Austrian painter Ernst Fuchs, whose works combined a love of color and texture with clear lines, mysticism and religious themes, died Monday at 85.
Primarily known for his vivid paintings, Fuchs was also an internationally recognized sculptor, stage designer and print maker, composer and poet.
Tillmann Fuchs, the artist’s son, confirmed his father died but did not disclose the cause of death.
Fuchs and other artists – Arik Brauer, Rudolf Hausner, Fritz Janschka, Wolfgang Hutter and Anton Lehmden – founded the Vienna School of Fantastic Realism, which emphasized clarity and details in a way that some have compared to early Flemish painting, as well as religious and esoteric symbolism.
Influenced in his early life by Gustav Klimt, Egon Schiele and their contemporaries, Fuchs emphasized texture as well as color in his later works.
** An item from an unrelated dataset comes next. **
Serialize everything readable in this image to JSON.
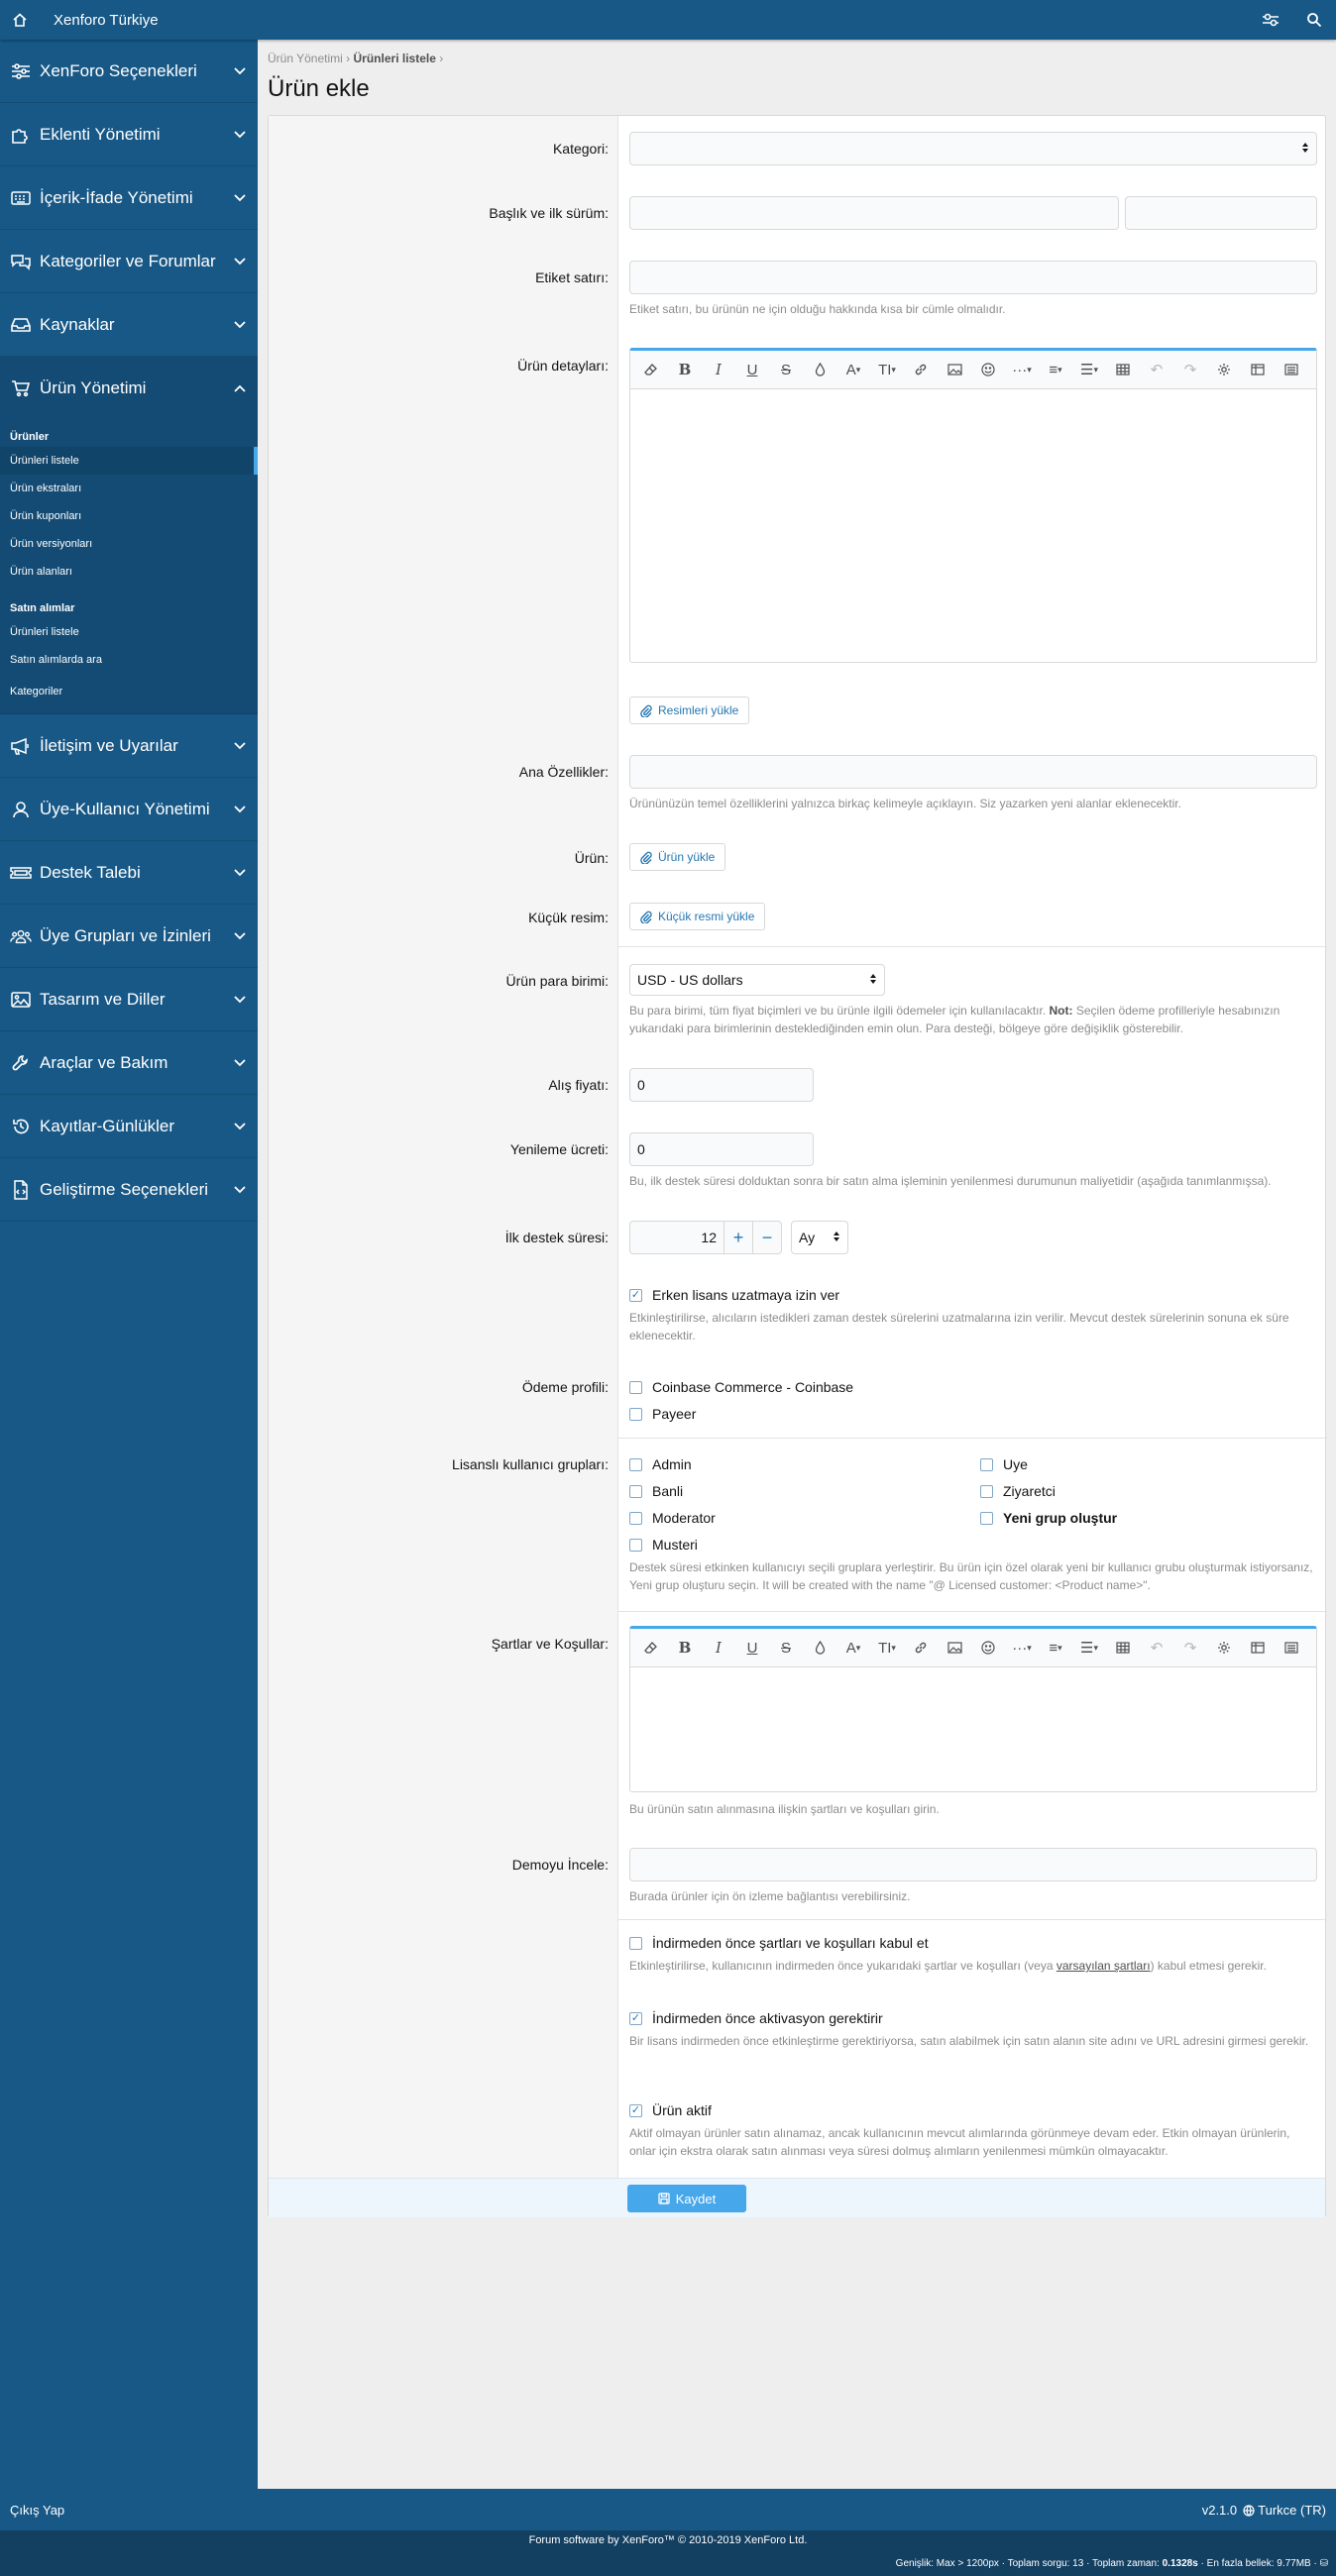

He revived the traditional mixed technique, using egg tempera to build volume, and glazing it with oil paints mixed with resin to create a luminous effect.
By the early 1960s, his works reflected his interest in the symbolism of the alchemists and the creations of the mannerists, particularly Jacques Callot.
Baptized as a Catholic during the Nazi era to escape the devastation of the Holocaust, Fuchs increasingly focused on religious symbolism. After entering the Dormition Abbey in Jerusalem in 1957, he started on his Last Supper, among the most monumental of his paintings, as well as smaller religious-themed works.
Returning to Vienna in 1961, Fuchs wrote on the art of painting and produced a series of prints. By the mid-1970s he was a sought-after opera stage director and designer, working on productions of Mozart’s Magic Flute and Wagner’s Parsifal and Lohengrin.
Designed by 19th-century Austrian architect Otto Wagner, Fuchs’ grandiose villa in an outlying Vienna district later was turned into a museum displaying his works.
No funeral details were available.